All dog owners who frequent areas where there are other dogs present will observe a dog fight or have their dog in a fight sooner or later. Even the most passive dogs will be attacked from time to time by other dogs, either while they are being walked or while they are loose in a dog park or another area. Additionally, your dog coming into contact with other dogs that are not leashed, are running loose or are not friendly can pose serious threats to your dog, who might be completely innocent of instigating a fight but finds themselves being attacked and is attempting to defend themselves. No matter what the reason, a dogfight is a very traumatic and scary situation for human beings, as the chaos of the situation or the horrible vision of seeing your pet fighting will generally be very upsetting. In addition to the emotional trauma of seeing your pet in a fight, dogs that are engaged are in defense or attack mode, and will usually not be able to differentiate between their owners and the attacker. This means that when you try to break up a dogfight you may be bitten by the other dog, or potentially even be bitten by your own dog.
The best advice if you find yourself witnessing a dogfight is to not get directly involved, as the potential to be bitten is far too great. However, if one of the fighting dogs is your pet, most people’s natural reaction is to attempt to intervene in order to save their dog. While this does put you in danger, having an understanding on how to effectively break up the fight while minimizing your potential to be bitten is crucial. The following steps should be memorized by dog owners, so that they are automatic and will be second-nature if your dog gets into a fight:
- Stay calm. Do not attempt to grab the attacking dog’s mouth to stop them from biting your dog. If you do, chances are quite high that you will be bitten yourself. Additionally, if you panic and attempt to grab at your own dog, you may be bitten by your own pet.
- Douse the dogs with water. If there is a water bucket or a hose nearby, spray the dogs with water. This will sometimes break up the fight while keeping you at a safe distance.
- Do not try to pick your dog up. If you pick up your dog when they are being attacked by another dog, the chances are the attacker will begin jumping on you to attempt to bite your dog. You will find yourself being attacked by the dog that was attacking yours. If you do find yourself in this situation and the attacker is attempting to jump onto you or bite you, sharply thrust your knee into the attacker’s chest or face. Do not attempt to push the attacking dog away with your hands or you will probably be bitten.

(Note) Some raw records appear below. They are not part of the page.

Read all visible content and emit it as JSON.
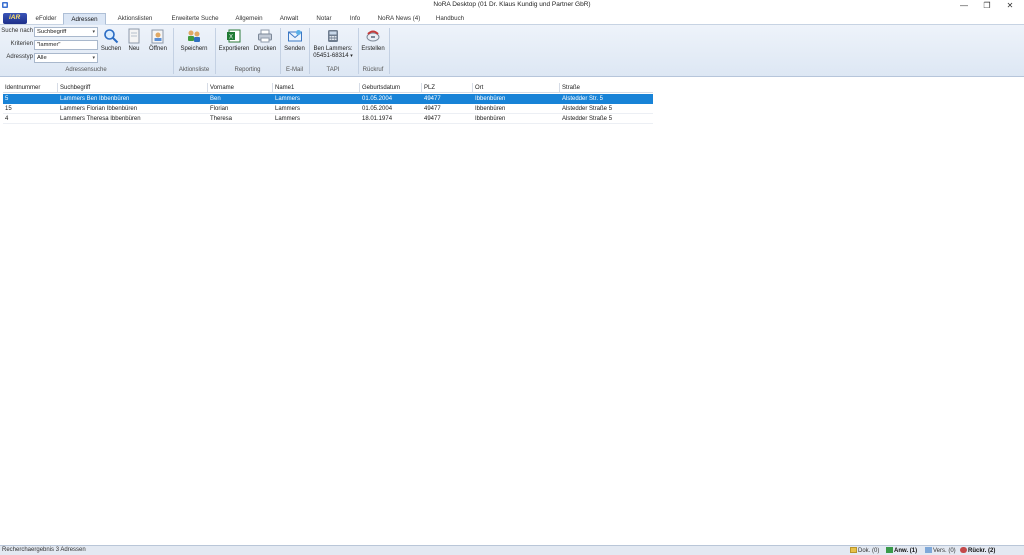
{
  "window": {
    "title": "NoRA Desktop (01 Dr. Klaus Kundig und Partner GbR)",
    "minimize": "—",
    "maximize": "❐",
    "close": "✕"
  },
  "app_button": {
    "label": "iAR"
  },
  "tabs": [
    {
      "label": "eFolder"
    },
    {
      "label": "Adressen"
    },
    {
      "label": "Aktionslisten"
    },
    {
      "label": "Erweiterte Suche"
    },
    {
      "label": "Allgemein"
    },
    {
      "label": "Anwalt"
    },
    {
      "label": "Notar"
    },
    {
      "label": "Info"
    },
    {
      "label": "NoRA News (4)"
    },
    {
      "label": "Handbuch"
    }
  ],
  "active_tab": "Adressen",
  "ribbon": {
    "search": {
      "suche_nach_label": "Suche nach",
      "suche_nach_value": "Suchbegriff",
      "kriterien_label": "Kriterien",
      "kriterien_value": "\"lammer\"",
      "adresstyp_label": "Adresstyp",
      "adresstyp_value": "Alle",
      "btn_suchen": "Suchen",
      "btn_neu": "Neu",
      "btn_oeffnen": "Öffnen",
      "group_label": "Adressensuche"
    },
    "aktionsliste": {
      "btn_speichern": "Speichern",
      "group_label": "Aktionsliste"
    },
    "reporting": {
      "btn_exportieren": "Exportieren",
      "btn_drucken": "Drucken",
      "group_label": "Reporting"
    },
    "email": {
      "btn_senden": "Senden",
      "group_label": "E-Mail"
    },
    "tapi": {
      "name": "Ben Lammers:",
      "number": "05451-68314",
      "group_label": "TAPI"
    },
    "rueckruf": {
      "btn_erstellen": "Erstellen",
      "group_label": "Rückruf"
    }
  },
  "table": {
    "columns": [
      "Identnummer",
      "Suchbegriff",
      "Vorname",
      "Name1",
      "Geburtsdatum",
      "PLZ",
      "Ort",
      "Straße"
    ],
    "rows": [
      [
        "5",
        "Lammers Ben Ibbenbüren",
        "Ben",
        "Lammers",
        "01.05.2004",
        "49477",
        "Ibbenbüren",
        "Alstedder Str. 5"
      ],
      [
        "15",
        "Lammers Florian Ibbenbüren",
        "Florian",
        "Lammers",
        "01.05.2004",
        "49477",
        "Ibbenbüren",
        "Alstedder Straße 5"
      ],
      [
        "4",
        "Lammers Theresa Ibbenbüren",
        "Theresa",
        "Lammers",
        "18.01.1974",
        "49477",
        "Ibbenbüren",
        "Alstedder Straße 5"
      ]
    ],
    "selected_row": 0
  },
  "status": {
    "text": "Recherchaergebnis 3 Adressen",
    "dok": "Dok. (0)",
    "anw": "Anw. (1)",
    "vers": "Vers. (0)",
    "rueckr": "Rückr. (2)"
  },
  "colors": {
    "accent": "#1883d7",
    "ribbon": "#dde7f4",
    "app_button": "#1d2f8a"
  }
}
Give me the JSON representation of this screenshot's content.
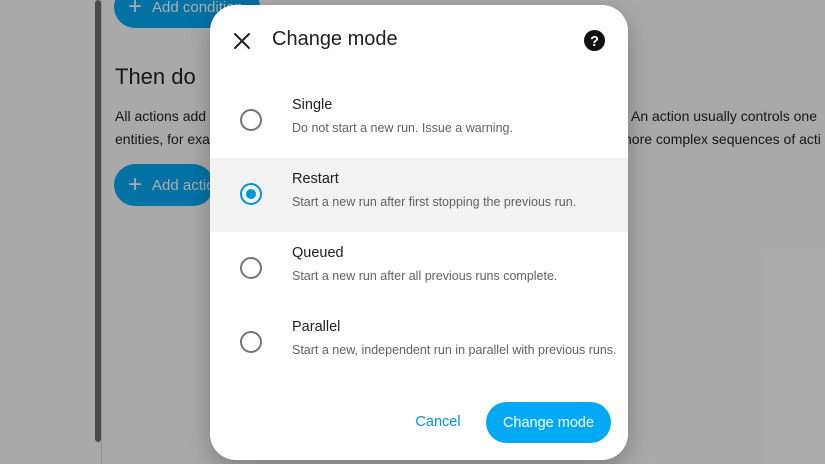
{
  "background": {
    "add_condition_label": "Add condition",
    "then_do_heading": "Then do",
    "description_line1": "All actions add",
    "description_line2": "entities, for exa",
    "description_right1": "An action usually controls one",
    "description_right2": "nore complex sequences of acti",
    "add_action_label": "Add actio"
  },
  "dialog": {
    "title": "Change mode",
    "close_icon": "close-icon",
    "help_icon": "help-circle-icon",
    "options": [
      {
        "label": "Single",
        "description": "Do not start a new run. Issue a warning.",
        "selected": false
      },
      {
        "label": "Restart",
        "description": "Start a new run after first stopping the previous run.",
        "selected": true
      },
      {
        "label": "Queued",
        "description": "Start a new run after all previous runs complete.",
        "selected": false
      },
      {
        "label": "Parallel",
        "description": "Start a new, independent run in parallel with previous runs.",
        "selected": false
      }
    ],
    "cancel_label": "Cancel",
    "confirm_label": "Change mode"
  },
  "colors": {
    "accent": "#03a9f4",
    "radio_selected": "#0096d6",
    "selected_row": "#f2f2f2"
  }
}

- Apply the “wheelbarrow technique.” This is a technique of disrupting the dog’s balance by grabbing them just in front of their hind legs and lifting them up. By placing all of the dog’s weight onto their front legs, their balance will be disrupted and they will stop attacking. The problem is that if you are alone and another person is not present to lift up the other dog in a wheelbarrow technique, you only disable the defense of your own dog. If you are able to enlist the help of another human, instruct them to lift up the hind-quarters of the other dog to separate them. If there are no other humans, use the leash from your own pet to loop around the attacker’s hind quarters and lift the dog using it.
Dogfights happen very quickly, and without much that can be recognized by humans as a “signal” that will prepare you for a fight. The best bet is to be as prepared as possible in the even that a fight could happen at any time, and understand what to do if it does. To reiterate, the safest strategy is to not get involved as you run a very great risk of being bitten, but if you must get involved, use the “wheelbarrow technique” to diffuse the situation as much as possible.